We know that diet affects our calcium levels but did you know that certain exercises can cause you to lose bone and certain exercises will help build bone. Exercises like too much bike riding, elliptical or swimming in the pool can cause you to lose bone while a combination of weight training and aerobic exercises each week can help your bone rebuild by triggering more minerals. Some exercises that are good for your bone renewal are kick boxing, running stairs, and as little as 15-20 minutes of strength training 3 or 4 days a week, will help increase your bone density by 2 percent a year no matter what age you are. Circuit training which combines aerobic and strength training is the best way to get your workout in and to help renew your bone health. Always make sure that you consult your doctor whenever starting a new exercise program.
– Jeannine Nystrom
Jeannine Nystrom specializes in rehab exercise therapy, is a licensed massage therapist, certified stretching therapist, certified personal trainer and esthetician. As someone who had multiple injuries when she was younger that limited her living a healthy normal life, she was thrilled to find someone who was able to teach her how to self help with stretching and massage, getting back into shape and living a balanced life.
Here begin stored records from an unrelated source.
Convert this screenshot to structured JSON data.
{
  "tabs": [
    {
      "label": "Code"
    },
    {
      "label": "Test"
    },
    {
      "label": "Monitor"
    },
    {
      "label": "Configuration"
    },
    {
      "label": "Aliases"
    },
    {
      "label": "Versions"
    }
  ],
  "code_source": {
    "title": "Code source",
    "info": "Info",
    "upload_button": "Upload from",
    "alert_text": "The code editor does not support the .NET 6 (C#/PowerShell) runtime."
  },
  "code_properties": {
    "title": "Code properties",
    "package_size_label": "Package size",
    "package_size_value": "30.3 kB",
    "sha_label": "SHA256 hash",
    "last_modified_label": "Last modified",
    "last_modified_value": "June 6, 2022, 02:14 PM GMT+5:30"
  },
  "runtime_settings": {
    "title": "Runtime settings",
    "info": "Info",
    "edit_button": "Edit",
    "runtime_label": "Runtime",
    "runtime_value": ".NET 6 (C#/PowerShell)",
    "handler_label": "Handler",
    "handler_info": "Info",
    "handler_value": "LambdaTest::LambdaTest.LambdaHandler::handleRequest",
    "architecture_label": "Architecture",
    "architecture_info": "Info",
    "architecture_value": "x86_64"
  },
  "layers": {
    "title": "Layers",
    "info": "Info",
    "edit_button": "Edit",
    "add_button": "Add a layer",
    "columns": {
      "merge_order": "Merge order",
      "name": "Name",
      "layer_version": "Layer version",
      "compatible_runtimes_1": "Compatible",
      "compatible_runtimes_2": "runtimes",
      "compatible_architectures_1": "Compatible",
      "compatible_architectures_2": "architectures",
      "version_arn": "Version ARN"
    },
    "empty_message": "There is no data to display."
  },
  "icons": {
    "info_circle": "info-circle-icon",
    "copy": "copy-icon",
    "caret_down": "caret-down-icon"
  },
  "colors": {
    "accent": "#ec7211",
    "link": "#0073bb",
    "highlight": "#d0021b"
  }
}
She owns a studio and day spa in Juno Beach, Florida and teaches all of these practices to her clients so they too can have a total holistic body and live a more balanced life.
Visit Jeannine’s website at http://www.totalholisticbody.com